I’ve covered Derek Lowe ad nauseum, particularly here. The thing about Lowe is, no matter how much of his decline is an aberration or fundamental skill loss, the dude pitches so much, even if his fundamental skills are as bad as his ’09 numbers would indicate, he’s going to be a 2+ win player. Barring any unprecedented injury (he’s rarely been injured apart from minor blister issues), he’ll pitch close to 200 innings, and even with a 4.06 FIP that’s valuable. It may not be $15 million valuable and sadly (or not) that’s the standard he’ll be judged against, but there is inherent value in a durable, average-to-above-average-ish pitcher. Having a guy you can slot in the 4th spot of your rotation that gives you 200 innings and a 4.30 ERA is something a lot of teams, even good teams, would love to have. Of course, they’re not going to be willing to commit $60 million for it, but that’s a sunk cost at this point and from an on field value perspective Derek Lowe is very useful, he’s a well above-average 4th starter. He also comes with some upside, given it’s not likely that all of his ’09 woes can be attributed to a fundamental decline, so anything he gives you on top of that is gravy. I won’t say the Braves don’t need Lowe to be a 4 win pitcher like he was in LA and like the Braves thought they were getting, but if he’s simply a 2.5 win pitcher, all’s far from lost.
Kenshin Kawakami is the most difficult of the bunch to predict. He’s only pitched 156 and 1/3 MLB innings, which is a small fraction of what I’d like to have when evaluating a player, and he has no minor league data. I know little about translating NPB data and the 156 and 1/3 MLB innings are rather noisy, given the adjustments he had to make throughout the season (bigger, slicker baseball, different hitters, different strike zone, et cetera). In the aforementioned 156 and 1/3 innings, he was worth ~1.7 wins according to fWAR. However, I don’t know if we can expect him to improve his win/IP rate in 2010 or not. He was known as a control specialist in Japan, but walked 57 in MLB last season.

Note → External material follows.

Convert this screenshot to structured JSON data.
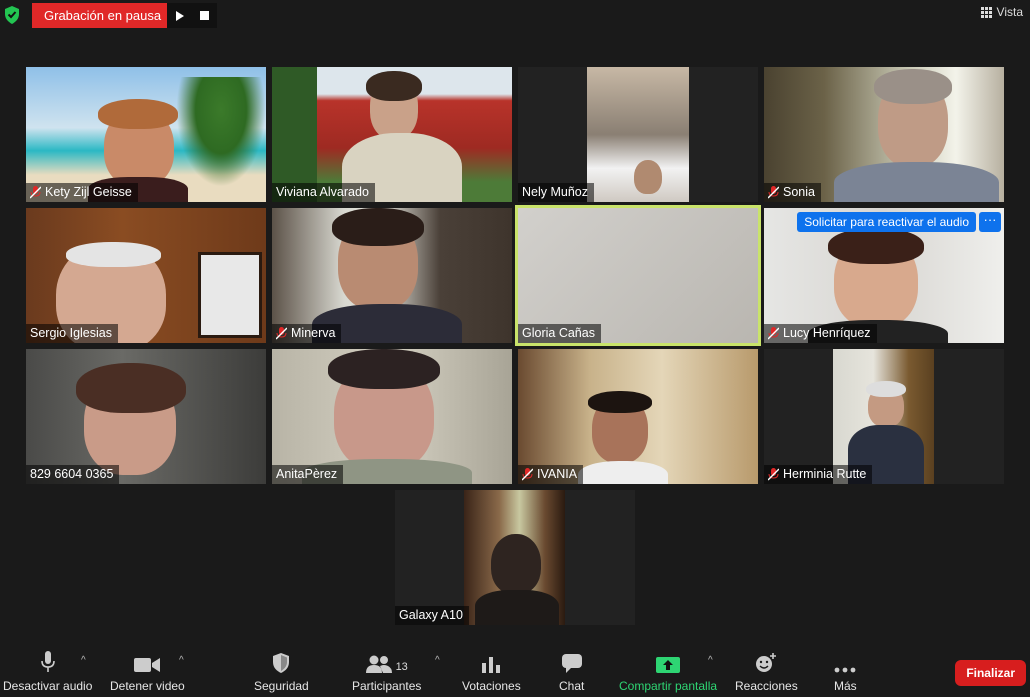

He’ll be 35 next season but he’s shown little signs of decline thus far. He walked only 34 in his final 105 innings (2.91 BB/9), covering June, July, August, September, and October. I wonder if we can expect Kawakami to improve that walk rate in 2010.
Last year Kawakami threw a low-90′s/high-80′s fastball, a plus cutter, a slow curve, a forkball, and a shuuto. His pitches are difficult to track, two of them are rather rare in MLB and easily mistaken for other pitches.
I know little else about him. He was mostly healthy in 2009, but the Braves were cautious and limited his innings. I wonder how many he’ll be able to pitch. If he stays healthy, something in the 2-3 win range seems appropriate.
The emergency starter, Kris Medlen, is arguably just as good as Derek Lowe and Kenshin Kawakami, if not better, but he’s Kawakami’s size and has something on the order of 10% of the professional experience Kawakami and Lowe do. If anyone is injured, Medlen will assume a starting role, where I suspect he’ll pitch well enough for the Braves to think twice about putting him back in the bullpen.
I covered him previously in the relievers write up.
I have no idea who the 7th starter on the depth chart is and I don’t care to find out. I’m sure the organization shares this sentiment.